        It doesn’t work out all that well in practice.

        The bottom line problem IMO is that we American’s don’t want to make any hard choices. We want to have cheap goods, but don’t want to pay low wages at home (gotta have that “living wage”, even for folks flipping burgers at McDonalds!) or put up with the inevitable environmental effects of
        industry. In short, we want it all fast and perfect – and preferably paid for by someone else.

        The problem with all that is the real world simply just ain’t Utopia. But we may end up literally legislating ourselves back into the Stone Age trying half-baked schemes to “make it so”.

      • David says:

        Plus there’s the dictum that says all modern wars are won by the countries with the greatest manufacturing capacity. We’ve sent most of ours to China….

        Once again I am reminded of Heinlein, but “The Moon is a Harsh Mistress” when at one point he comments that if there only two Chinese in a settlement they would get rich selling rocks to each other. That’s about what we do now…. we sell the rocks to each other.
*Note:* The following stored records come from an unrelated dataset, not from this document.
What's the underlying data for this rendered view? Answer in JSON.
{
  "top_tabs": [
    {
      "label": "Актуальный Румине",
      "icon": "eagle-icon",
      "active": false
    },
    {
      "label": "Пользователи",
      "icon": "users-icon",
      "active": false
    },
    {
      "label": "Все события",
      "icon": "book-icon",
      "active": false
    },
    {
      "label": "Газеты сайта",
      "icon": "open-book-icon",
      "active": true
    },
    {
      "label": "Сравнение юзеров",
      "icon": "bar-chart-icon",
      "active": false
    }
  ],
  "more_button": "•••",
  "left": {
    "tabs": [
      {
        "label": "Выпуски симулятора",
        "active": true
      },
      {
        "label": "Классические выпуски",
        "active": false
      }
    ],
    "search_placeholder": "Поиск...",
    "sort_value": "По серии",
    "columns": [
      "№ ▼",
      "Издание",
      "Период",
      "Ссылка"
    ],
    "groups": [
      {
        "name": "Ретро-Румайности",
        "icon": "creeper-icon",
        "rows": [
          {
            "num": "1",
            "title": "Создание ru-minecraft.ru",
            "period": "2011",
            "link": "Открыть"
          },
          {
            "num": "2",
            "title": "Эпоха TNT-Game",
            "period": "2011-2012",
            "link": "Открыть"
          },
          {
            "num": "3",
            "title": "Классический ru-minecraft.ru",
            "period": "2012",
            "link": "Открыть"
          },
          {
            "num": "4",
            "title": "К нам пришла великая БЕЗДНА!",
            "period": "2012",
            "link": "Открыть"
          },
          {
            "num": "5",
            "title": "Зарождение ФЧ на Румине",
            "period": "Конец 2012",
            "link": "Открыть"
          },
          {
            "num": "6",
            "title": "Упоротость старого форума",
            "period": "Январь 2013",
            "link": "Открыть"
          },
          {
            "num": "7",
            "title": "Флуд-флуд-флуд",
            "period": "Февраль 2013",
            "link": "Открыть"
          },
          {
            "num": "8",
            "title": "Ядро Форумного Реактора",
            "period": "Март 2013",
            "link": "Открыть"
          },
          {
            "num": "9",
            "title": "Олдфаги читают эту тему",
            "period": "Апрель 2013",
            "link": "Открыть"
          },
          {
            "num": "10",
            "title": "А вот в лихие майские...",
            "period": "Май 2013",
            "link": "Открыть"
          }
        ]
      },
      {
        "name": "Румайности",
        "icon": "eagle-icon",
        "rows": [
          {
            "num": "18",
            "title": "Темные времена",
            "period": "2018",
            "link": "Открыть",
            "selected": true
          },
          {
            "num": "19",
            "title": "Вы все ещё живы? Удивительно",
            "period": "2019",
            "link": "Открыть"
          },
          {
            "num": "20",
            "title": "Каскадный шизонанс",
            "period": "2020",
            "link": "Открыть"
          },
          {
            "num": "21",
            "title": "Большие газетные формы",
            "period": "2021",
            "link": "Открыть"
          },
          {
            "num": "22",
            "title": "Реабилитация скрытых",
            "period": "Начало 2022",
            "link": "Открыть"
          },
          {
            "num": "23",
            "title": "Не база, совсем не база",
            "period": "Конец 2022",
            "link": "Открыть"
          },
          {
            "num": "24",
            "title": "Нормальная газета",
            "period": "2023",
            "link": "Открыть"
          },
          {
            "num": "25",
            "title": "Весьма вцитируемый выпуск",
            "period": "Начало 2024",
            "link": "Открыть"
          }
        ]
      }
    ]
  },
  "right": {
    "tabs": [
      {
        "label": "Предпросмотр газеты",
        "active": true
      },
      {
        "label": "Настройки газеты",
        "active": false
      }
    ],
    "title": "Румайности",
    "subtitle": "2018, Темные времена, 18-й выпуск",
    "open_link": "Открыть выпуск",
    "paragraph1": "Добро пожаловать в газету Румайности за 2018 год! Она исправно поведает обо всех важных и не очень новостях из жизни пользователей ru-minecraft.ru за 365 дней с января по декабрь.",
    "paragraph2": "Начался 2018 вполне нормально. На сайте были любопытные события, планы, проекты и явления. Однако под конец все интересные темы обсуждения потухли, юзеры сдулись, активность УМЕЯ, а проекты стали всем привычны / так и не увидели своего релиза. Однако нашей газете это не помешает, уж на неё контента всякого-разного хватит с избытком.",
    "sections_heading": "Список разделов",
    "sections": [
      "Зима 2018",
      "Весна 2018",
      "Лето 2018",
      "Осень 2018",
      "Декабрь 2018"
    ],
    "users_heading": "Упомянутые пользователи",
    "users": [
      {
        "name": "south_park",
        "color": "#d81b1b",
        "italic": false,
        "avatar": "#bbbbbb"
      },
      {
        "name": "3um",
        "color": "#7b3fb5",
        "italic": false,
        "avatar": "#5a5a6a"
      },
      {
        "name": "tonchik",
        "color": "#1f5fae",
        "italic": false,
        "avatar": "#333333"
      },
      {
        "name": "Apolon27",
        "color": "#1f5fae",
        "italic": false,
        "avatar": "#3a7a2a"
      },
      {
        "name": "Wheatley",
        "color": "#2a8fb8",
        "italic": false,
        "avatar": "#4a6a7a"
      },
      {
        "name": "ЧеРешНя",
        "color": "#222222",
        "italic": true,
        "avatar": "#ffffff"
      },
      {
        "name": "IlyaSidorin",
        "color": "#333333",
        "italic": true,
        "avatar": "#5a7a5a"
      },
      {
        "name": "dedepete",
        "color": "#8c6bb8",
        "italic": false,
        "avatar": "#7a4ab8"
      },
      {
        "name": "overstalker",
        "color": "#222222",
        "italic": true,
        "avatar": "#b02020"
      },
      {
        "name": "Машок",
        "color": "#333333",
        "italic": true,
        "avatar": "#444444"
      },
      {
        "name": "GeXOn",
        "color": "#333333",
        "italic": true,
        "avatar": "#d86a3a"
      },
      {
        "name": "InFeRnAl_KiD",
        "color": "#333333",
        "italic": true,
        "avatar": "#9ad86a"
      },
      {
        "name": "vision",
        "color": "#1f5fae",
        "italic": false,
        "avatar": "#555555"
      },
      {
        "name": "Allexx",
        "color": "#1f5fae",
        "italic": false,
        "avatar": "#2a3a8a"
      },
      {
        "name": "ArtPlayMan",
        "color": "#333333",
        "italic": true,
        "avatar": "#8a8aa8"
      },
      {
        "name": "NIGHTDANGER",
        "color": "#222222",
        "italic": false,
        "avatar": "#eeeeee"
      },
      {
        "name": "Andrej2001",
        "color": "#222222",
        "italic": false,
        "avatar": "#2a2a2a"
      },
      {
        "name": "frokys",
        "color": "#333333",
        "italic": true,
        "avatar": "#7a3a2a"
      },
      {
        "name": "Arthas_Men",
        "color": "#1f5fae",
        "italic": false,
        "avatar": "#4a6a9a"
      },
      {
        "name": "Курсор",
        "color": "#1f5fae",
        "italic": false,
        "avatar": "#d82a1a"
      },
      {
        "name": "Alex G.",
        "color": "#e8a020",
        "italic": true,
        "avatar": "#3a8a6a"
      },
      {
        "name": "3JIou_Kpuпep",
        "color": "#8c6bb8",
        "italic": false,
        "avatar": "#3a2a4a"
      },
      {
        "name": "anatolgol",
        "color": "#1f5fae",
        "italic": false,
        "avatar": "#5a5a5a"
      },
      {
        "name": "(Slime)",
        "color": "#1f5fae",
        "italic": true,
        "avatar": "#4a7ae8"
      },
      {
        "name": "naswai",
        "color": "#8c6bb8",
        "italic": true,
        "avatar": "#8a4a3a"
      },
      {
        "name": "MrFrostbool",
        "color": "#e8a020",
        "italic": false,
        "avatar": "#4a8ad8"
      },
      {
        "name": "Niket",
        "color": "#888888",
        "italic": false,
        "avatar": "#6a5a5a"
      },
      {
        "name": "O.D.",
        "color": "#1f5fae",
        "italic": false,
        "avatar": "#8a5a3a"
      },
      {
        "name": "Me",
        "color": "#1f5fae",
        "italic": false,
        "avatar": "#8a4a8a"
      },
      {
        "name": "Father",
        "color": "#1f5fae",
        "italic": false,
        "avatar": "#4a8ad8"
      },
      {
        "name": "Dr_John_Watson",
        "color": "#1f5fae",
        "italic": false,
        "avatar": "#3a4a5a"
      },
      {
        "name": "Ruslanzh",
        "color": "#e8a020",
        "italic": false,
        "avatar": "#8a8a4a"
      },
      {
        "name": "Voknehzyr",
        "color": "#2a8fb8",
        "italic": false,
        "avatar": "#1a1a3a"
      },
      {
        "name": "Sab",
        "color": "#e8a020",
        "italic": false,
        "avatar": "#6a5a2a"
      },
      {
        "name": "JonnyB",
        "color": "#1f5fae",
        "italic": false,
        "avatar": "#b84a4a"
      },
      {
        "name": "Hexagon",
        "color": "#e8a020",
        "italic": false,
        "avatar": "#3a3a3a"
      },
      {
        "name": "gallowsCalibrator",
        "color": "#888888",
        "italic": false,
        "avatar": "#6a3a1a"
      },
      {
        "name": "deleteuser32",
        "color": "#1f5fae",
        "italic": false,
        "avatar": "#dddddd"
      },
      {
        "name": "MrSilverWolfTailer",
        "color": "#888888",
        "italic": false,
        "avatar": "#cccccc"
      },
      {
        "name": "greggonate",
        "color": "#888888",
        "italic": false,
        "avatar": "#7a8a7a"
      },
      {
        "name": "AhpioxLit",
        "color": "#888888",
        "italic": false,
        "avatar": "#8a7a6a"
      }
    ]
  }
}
But as a nation we are not getting richer, but infinitely poorer.

  7. 68W58 says:

    “…but the reality of our current lack of direction in both education and policy it’s clear we are without effective leadership in resolving these complex issues.

    I agree entirely with this. My great hope is that people will increasingly turn away from the current education model and towards a more decentralized, less bureaucratic model (see, for example, the Khan Academy) which will help to redirect human capital away from the learned incompetence that we currently get from education and towards a more responsive system.

    Thanks for the intelligent reply.

  8. Veritas Omnia Vincit says:

    Another small point, these flights of fancy discussions are a lot more fun over beers and grill cooked sausages….